Soil isn’t dead

Flower power?

Flower power?

(Come friend Aunt Ruthie on Facebook and let’s hang out.)

Auntie Ruth’s column two weeks back had the chipper headline “Eco despair.” Such smiley-face moments are an occupational hazard endemic to the climate-change beat. So often the future is bleak.

But, hey.

In a world where Sir Paul McCartney wants meatless school lunches and Justin Timberlake’s golf course reportedly has amazing green features and Sam Simon (The Simpson’s co-creator) is buying the Sea Shepherd Conservation Society a new ship and Def Leppard’s Phil Collen is a vegan. Why—in a world where MTV has a machine that recycles credit cards into guitar picks—why so glum?

Let’s perk up out there. Behind every polluted sky there’s a beautiful sunset.

And under every driveway, there’s a beautiful garden. Maybe.

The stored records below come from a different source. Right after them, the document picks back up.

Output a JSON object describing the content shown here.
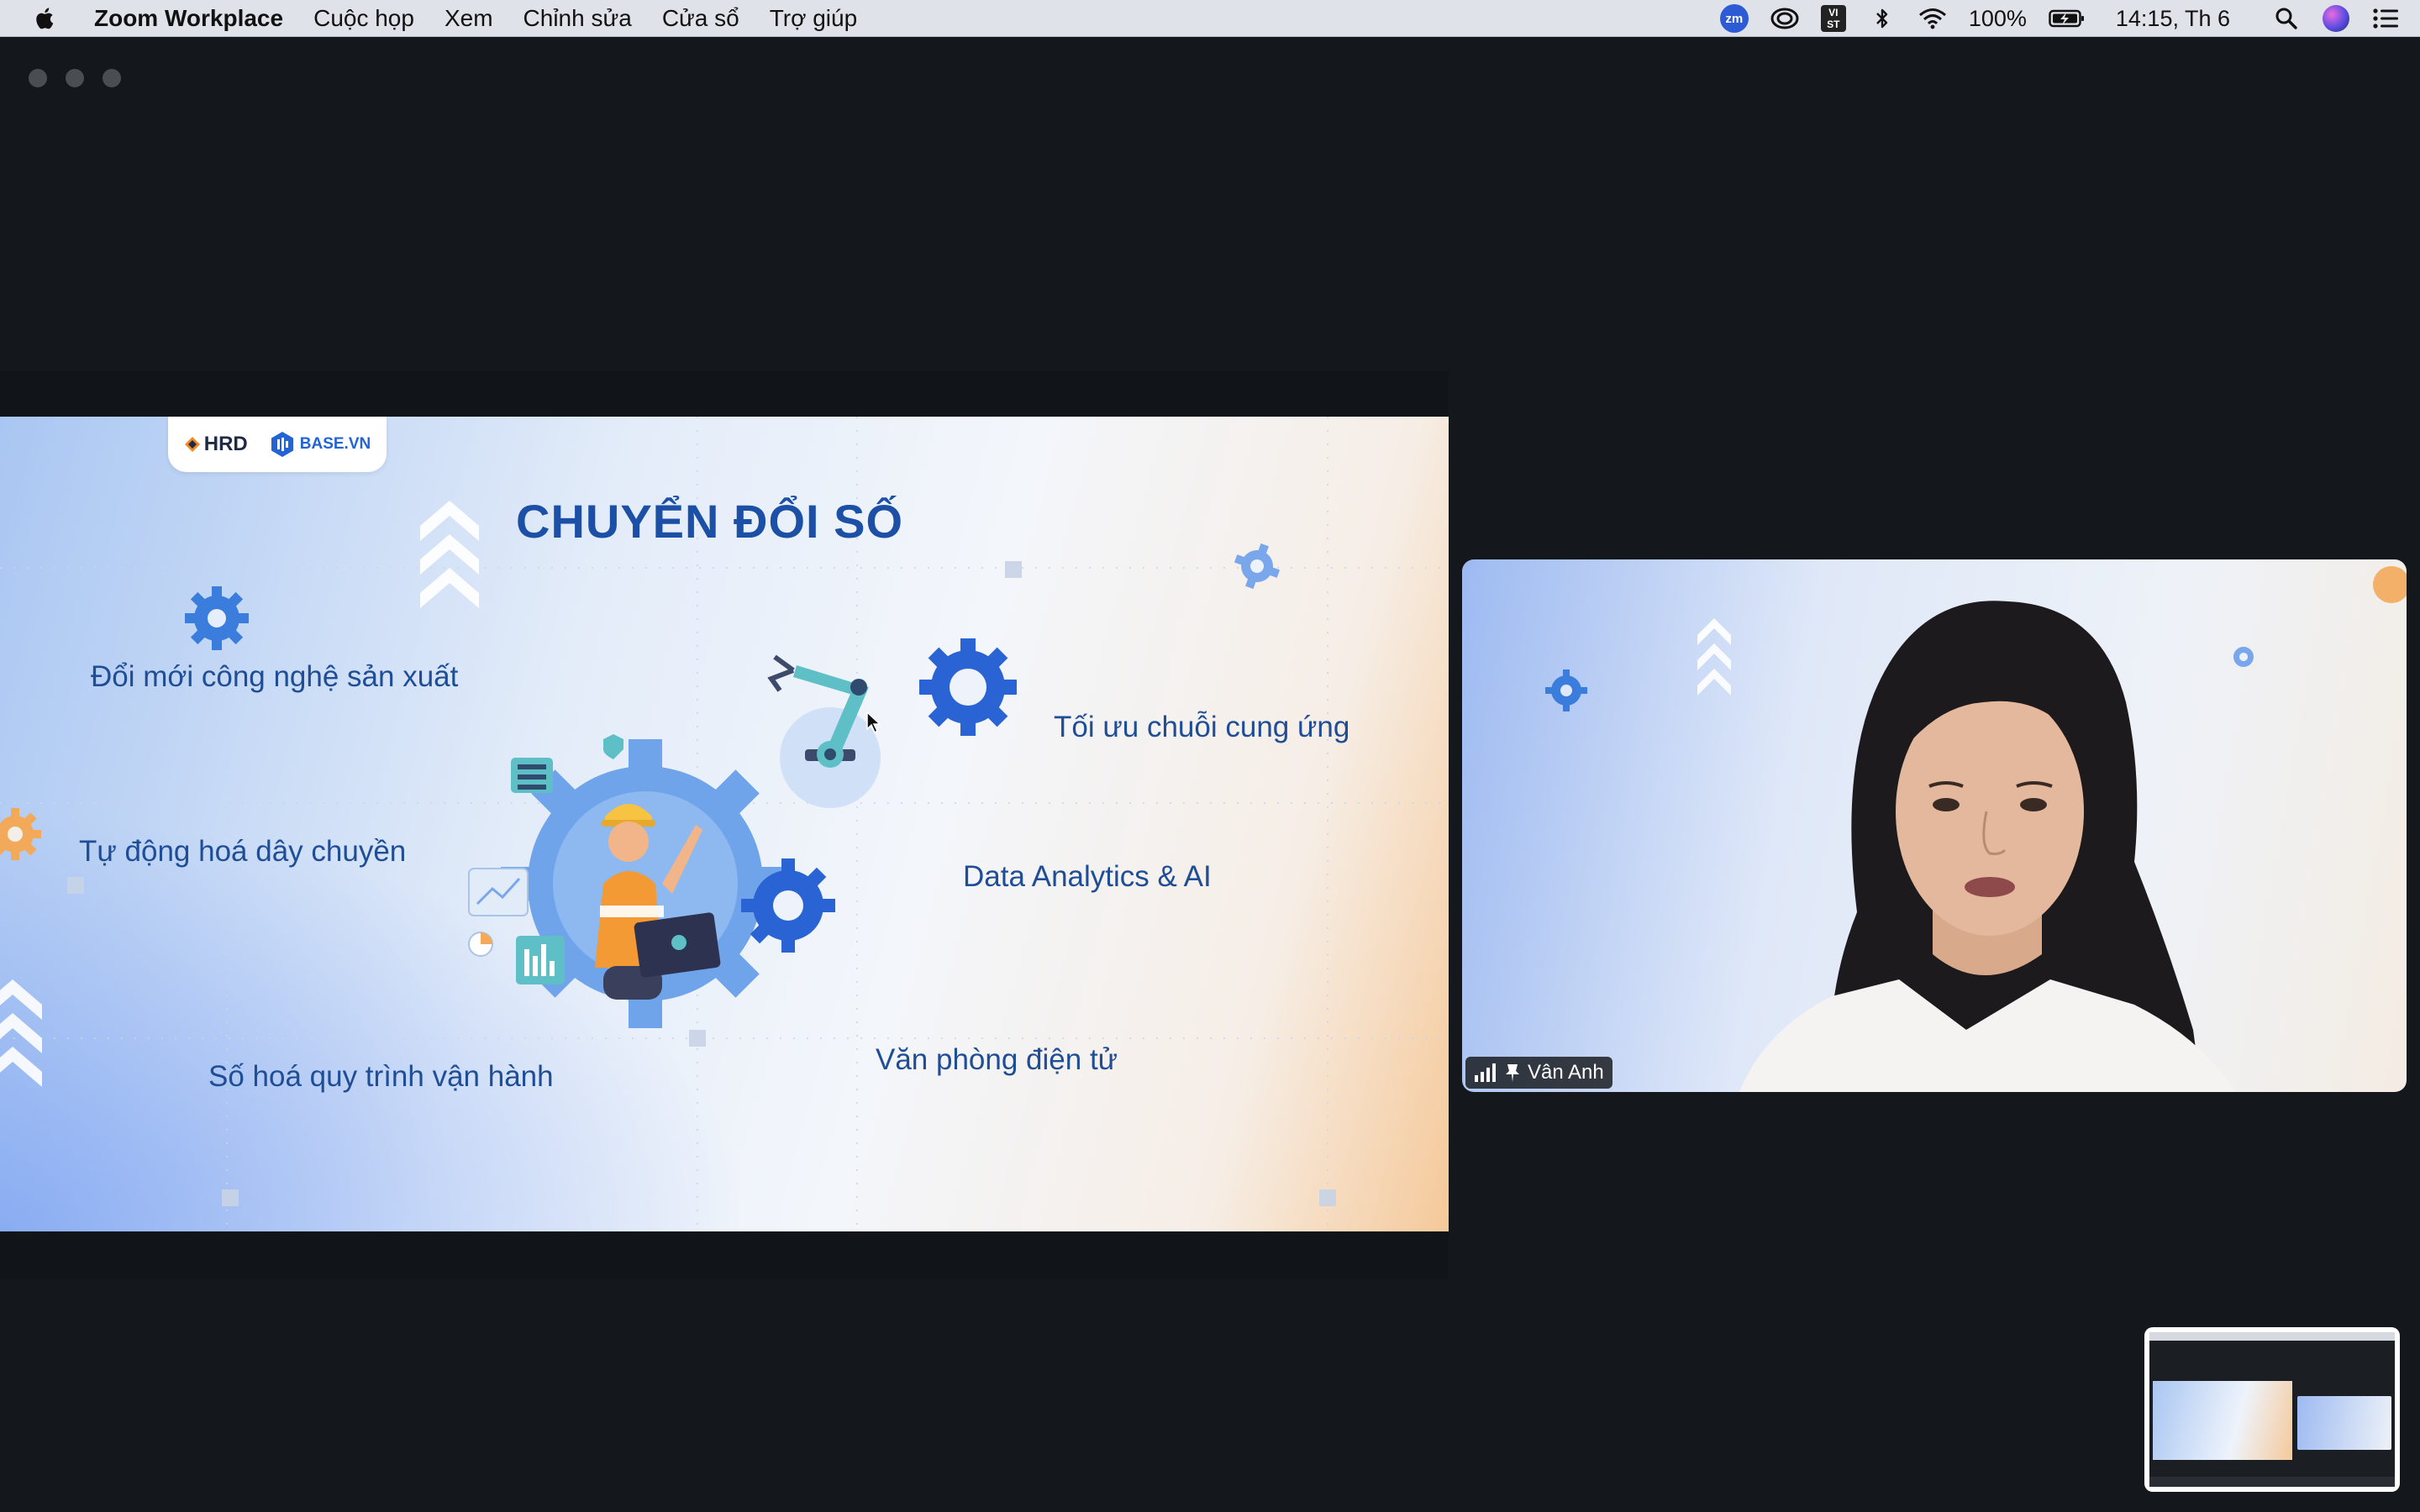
{
  "menubar": {
    "app_name": "Zoom Workplace",
    "menus": [
      "Cuộc họp",
      "Xem",
      "Chỉnh sửa",
      "Cửa sổ",
      "Trợ giúp"
    ],
    "zoom_badge": "zm",
    "vist_badge_top": "VI",
    "vist_badge_bottom": "ST",
    "battery": "100%",
    "clock": "14:15, Th 6"
  },
  "slide": {
    "logo_hrd": "HRD",
    "logo_base": "BASE.VN",
    "title": "CHUYỂN ĐỔI SỐ",
    "labels": {
      "innovation": "Đổi mới công nghệ sản xuất",
      "automation": "Tự động hoá dây chuyền",
      "process": "Số hoá quy trình vận hành",
      "supply_chain": "Tối ưu chuỗi cung ứng",
      "analytics": "Data Analytics & AI",
      "office": "Văn phòng điện tử"
    }
  },
  "video": {
    "participant_name": "Vân Anh"
  },
  "colors": {
    "slide_title": "#1c4fa6",
    "slide_text": "#1f4d96",
    "gear_blue": "#2a63d4",
    "app_background": "#14181d"
  }
}
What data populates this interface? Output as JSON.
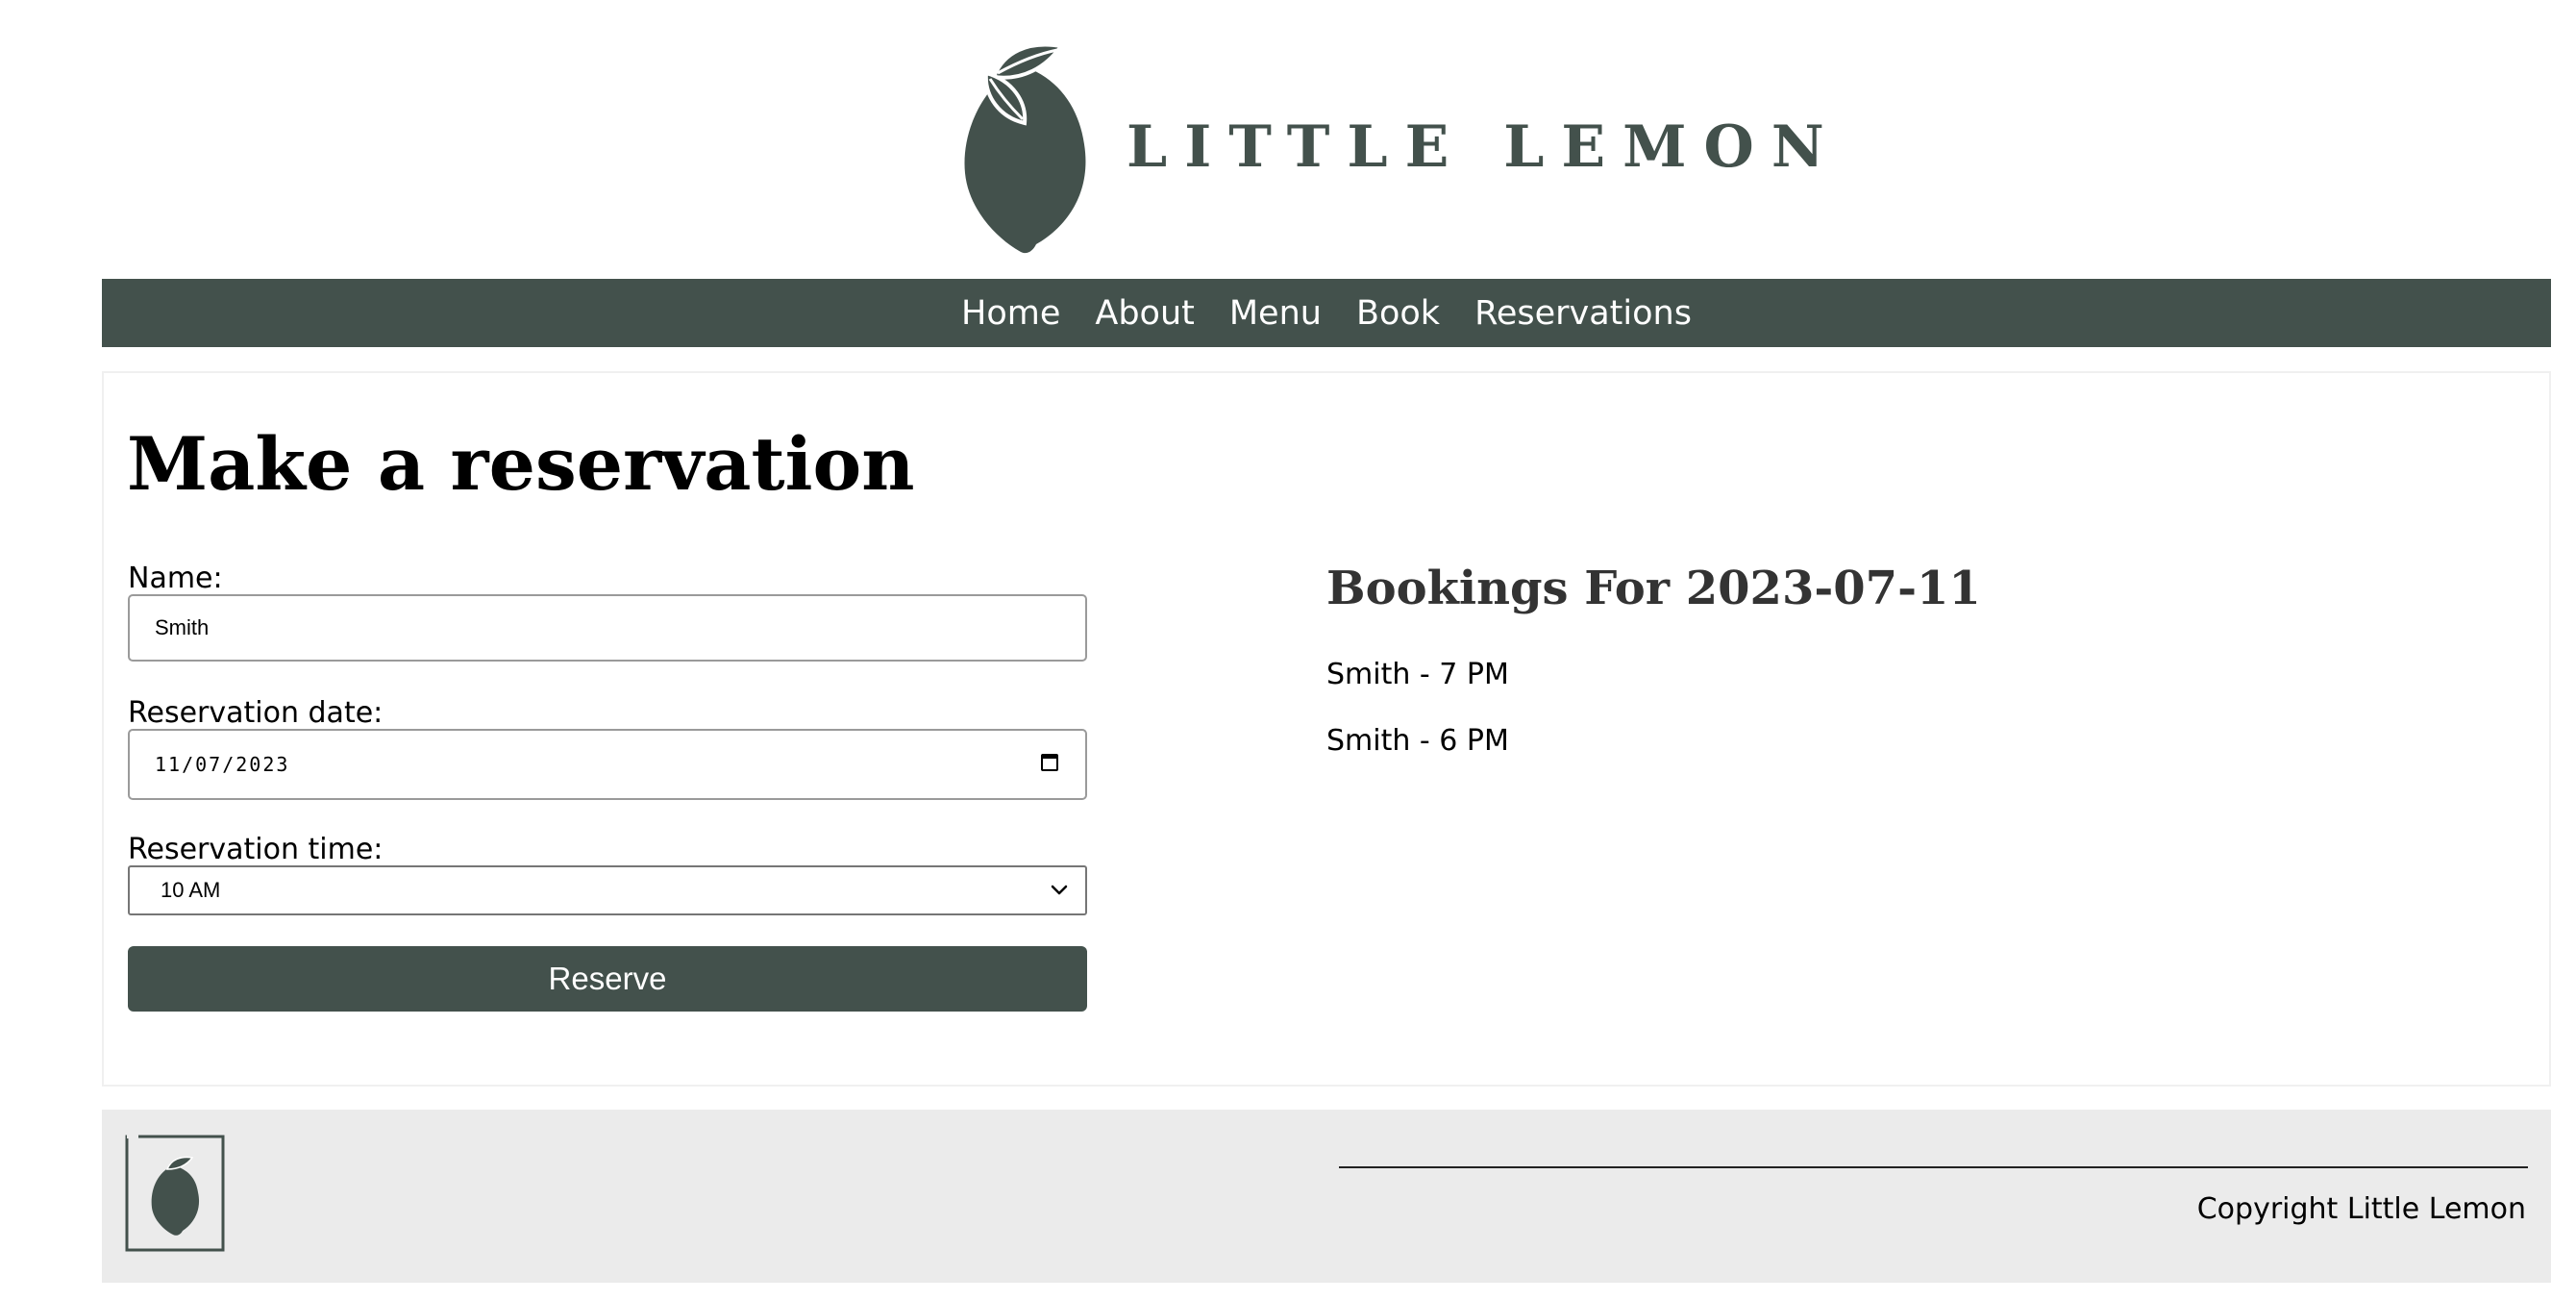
{
  "brand": {
    "name": "LITTLE LEMON",
    "color": "#43514c"
  },
  "nav": {
    "items": [
      "Home",
      "About",
      "Menu",
      "Book",
      "Reservations"
    ]
  },
  "form": {
    "title": "Make a reservation",
    "name_label": "Name:",
    "name_value": "Smith",
    "date_label": "Reservation date:",
    "date_value": "11/07/2023",
    "time_label": "Reservation time:",
    "time_value": "10 AM",
    "submit_label": "Reserve"
  },
  "bookings": {
    "title": "Bookings For 2023-07-11",
    "items": [
      "Smith - 7 PM",
      "Smith - 6 PM"
    ]
  },
  "footer": {
    "copyright": "Copyright Little Lemon"
  },
  "icons": {
    "logo": "lemon-icon",
    "date_picker": "calendar-icon",
    "select": "chevron-down-icon"
  }
}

Auntie Ruth wonders what happens to all the exceptional farmland submerged beneath a housing subdivision. It’s a pertinent question, here in a valley that is internationally known for some of the finest farm land in the world—covered with acres and acres of malls and housing. Is that farmland, once developed, gone forever, or is it just in hiding, waiting for the right moment to come back to life?

According to Garrison Sposito, a professor of soil science at UC Berkeley, the soil that lies beneath concrete could return to productivity. As detailed on Grist (, the farmland under asphalt is less renewable—asphalt evidently comes awash in carcinogens—but that found under concrete, a less-toxic brethern, can come back over time. Granted, much of the good stuff of good soil—like worms—doesn’t linger much once the McMansions start going up. But the soil can come back over the years, returning to something quite farmable.

Yer Auntie just likes that idea. Soil isn’t dead, just because we plopped a slab of concrete and a house on top of it.

And, with residential-land values falling nearly 70 percent since a peak in 2006, and the value of U.S. cropland increasing near 20 percent between 2007 and 2011 (The Wall Street Journal), perhaps the line to despair isn’t as straight as it sometimes look.

Courage, comrades. Courage.